## What to work on:
Return the lines below in which the string "JSON" occurs.

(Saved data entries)
►

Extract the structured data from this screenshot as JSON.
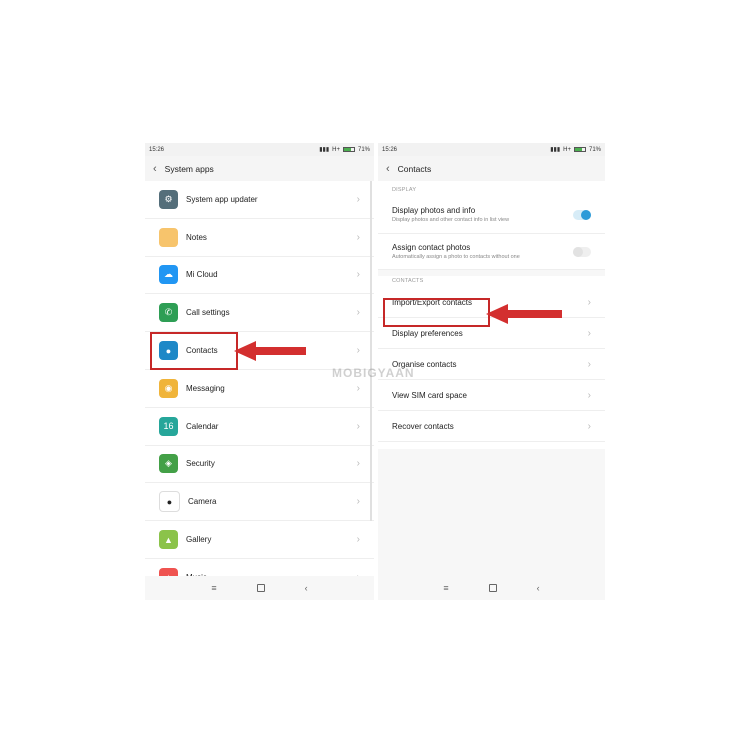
{
  "left": {
    "status": {
      "time": "15:26",
      "network": "H+",
      "battery_text": "71%",
      "battery_level": 0.71
    },
    "header": {
      "back": "‹",
      "title": "System apps"
    },
    "items": [
      {
        "label": "System app updater",
        "icon": "gear-icon",
        "color": "#546e7a",
        "glyph": "⚙"
      },
      {
        "label": "Notes",
        "icon": "notes-icon",
        "color": "#f7c46c",
        "glyph": ""
      },
      {
        "label": "Mi Cloud",
        "icon": "cloud-icon",
        "color": "#2196f3",
        "glyph": "☁"
      },
      {
        "label": "Call settings",
        "icon": "phone-icon",
        "color": "#2e9e55",
        "glyph": "✆"
      },
      {
        "label": "Contacts",
        "icon": "contacts-icon",
        "color": "#1e88c7",
        "glyph": "●"
      },
      {
        "label": "Messaging",
        "icon": "message-icon",
        "color": "#f0b43a",
        "glyph": "◉"
      },
      {
        "label": "Calendar",
        "icon": "calendar-icon",
        "color": "#26a69a",
        "glyph": "16"
      },
      {
        "label": "Security",
        "icon": "shield-icon",
        "color": "#43a047",
        "glyph": "◈"
      },
      {
        "label": "Camera",
        "icon": "camera-icon",
        "color": "#ffffff",
        "glyph": "●"
      },
      {
        "label": "Gallery",
        "icon": "gallery-icon",
        "color": "#8bc34a",
        "glyph": "▲"
      },
      {
        "label": "Music",
        "icon": "music-icon",
        "color": "#ef5350",
        "glyph": "♪"
      }
    ],
    "chevron": "›"
  },
  "right": {
    "status": {
      "time": "15:26",
      "network": "H+",
      "battery_text": "71%",
      "battery_level": 0.71
    },
    "header": {
      "back": "‹",
      "title": "Contacts"
    },
    "display_section": "DISPLAY",
    "display_photos": {
      "title": "Display photos and info",
      "desc": "Display photos and other contact info in list view",
      "on": true
    },
    "assign_photos": {
      "title": "Assign contact photos",
      "desc": "Automatically assign a photo to contacts without one",
      "on": false
    },
    "contacts_section": "CONTACTS",
    "items": [
      {
        "label": "Import/Export contacts"
      },
      {
        "label": "Display preferences"
      },
      {
        "label": "Organise contacts"
      },
      {
        "label": "View SIM card space"
      },
      {
        "label": "Recover contacts"
      }
    ],
    "chevron": "›"
  },
  "nav": {
    "menu": "≡",
    "back": "‹"
  },
  "watermark": "MOBIGYAAN",
  "colors": {
    "highlight": "#c62828",
    "arrow": "#d32f2f",
    "toggle_on": "#2c9ad8"
  }
}
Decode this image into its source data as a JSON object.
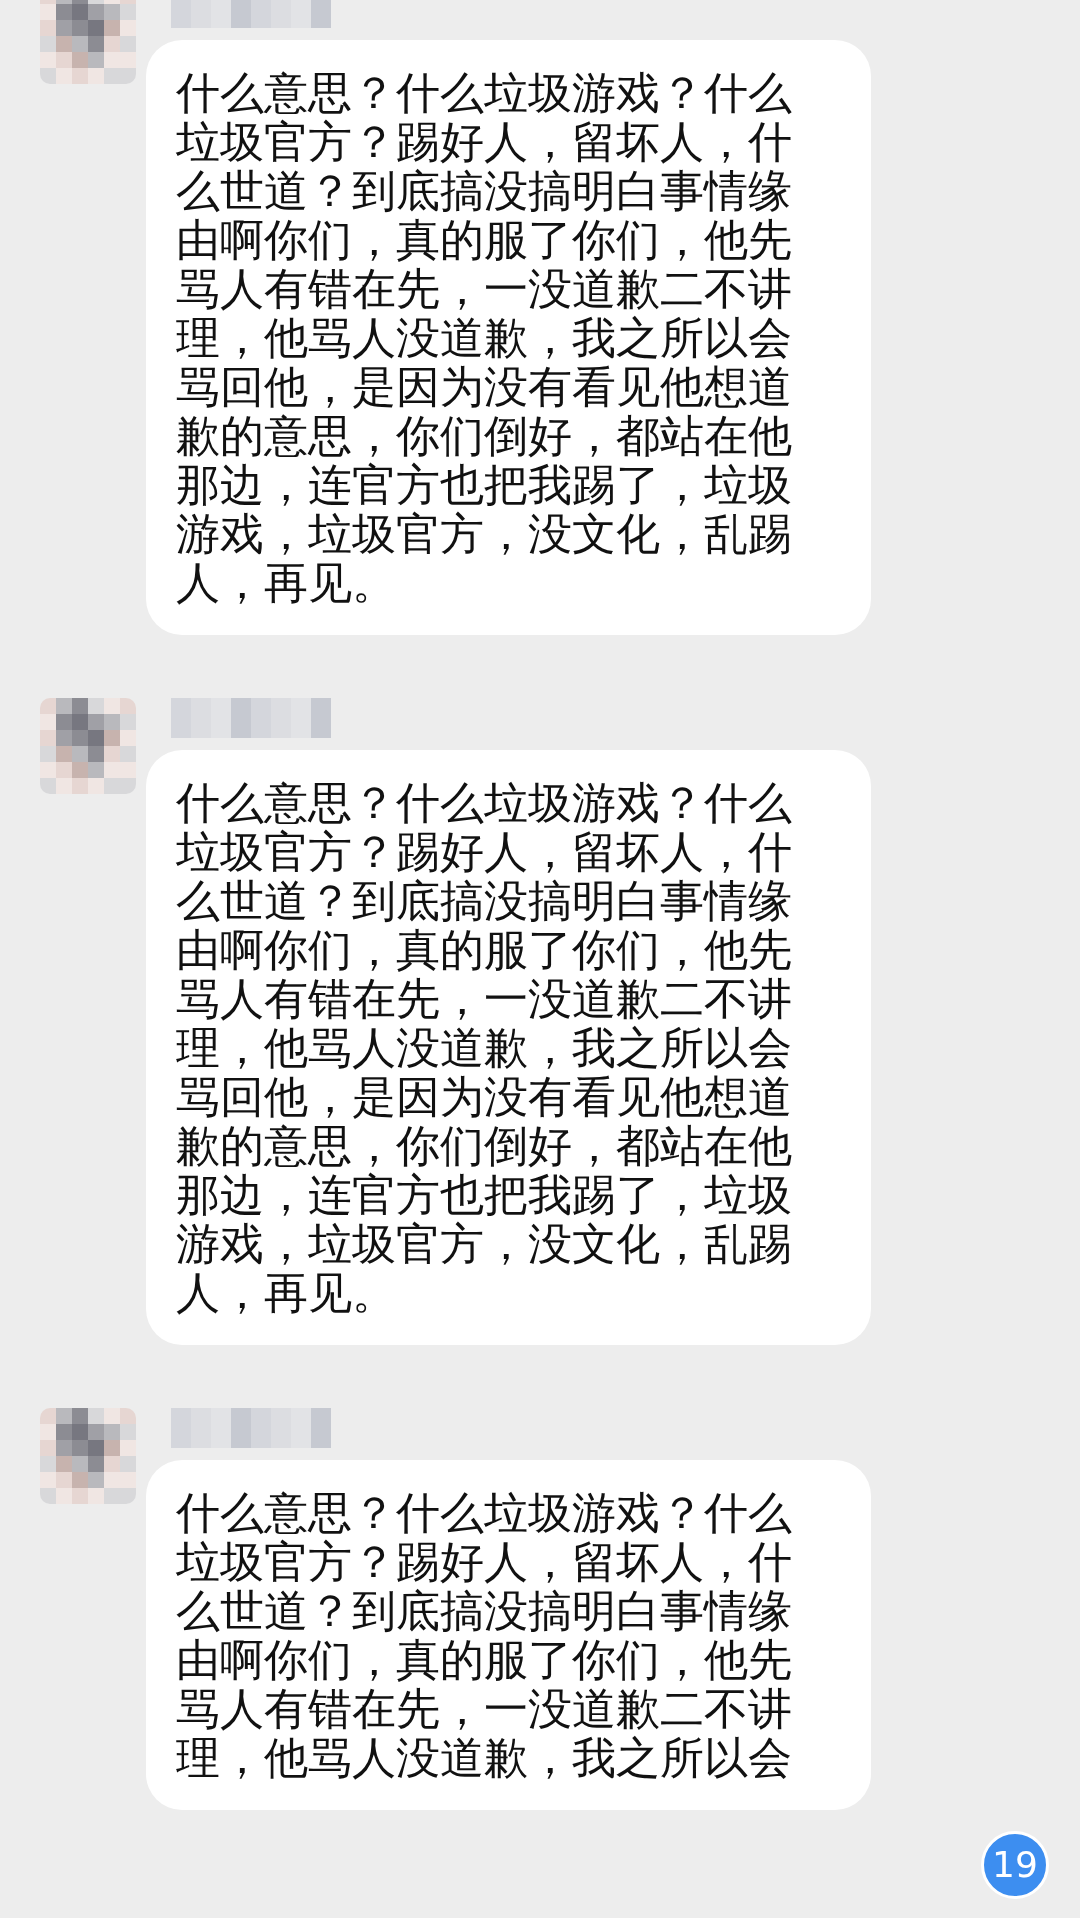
{
  "messages": [
    {
      "text": "什么意思？什么垃圾游戏？什么垃圾官方？踢好人，留坏人，什么世道？到底搞没搞明白事情缘由啊你们，真的服了你们，他先骂人有错在先，一没道歉二不讲理，他骂人没道歉，我之所以会骂回他，是因为没有看见他想道歉的意思，你们倒好，都站在他那边，连官方也把我踢了，垃圾游戏，垃圾官方，没文化，乱踢人，再见。"
    },
    {
      "text": "什么意思？什么垃圾游戏？什么垃圾官方？踢好人，留坏人，什么世道？到底搞没搞明白事情缘由啊你们，真的服了你们，他先骂人有错在先，一没道歉二不讲理，他骂人没道歉，我之所以会骂回他，是因为没有看见他想道歉的意思，你们倒好，都站在他那边，连官方也把我踢了，垃圾游戏，垃圾官方，没文化，乱踢人，再见。"
    },
    {
      "text": "什么意思？什么垃圾游戏？什么垃圾官方？踢好人，留坏人，什么世道？到底搞没搞明白事情缘由啊你们，真的服了你们，他先骂人有错在先，一没道歉二不讲理，他骂人没道歉，我之所以会"
    }
  ],
  "unread_badge": "19"
}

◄

## Response area:
Extract the structured data from this screenshot as JSON.
Decode this image into its source data as a JSON object.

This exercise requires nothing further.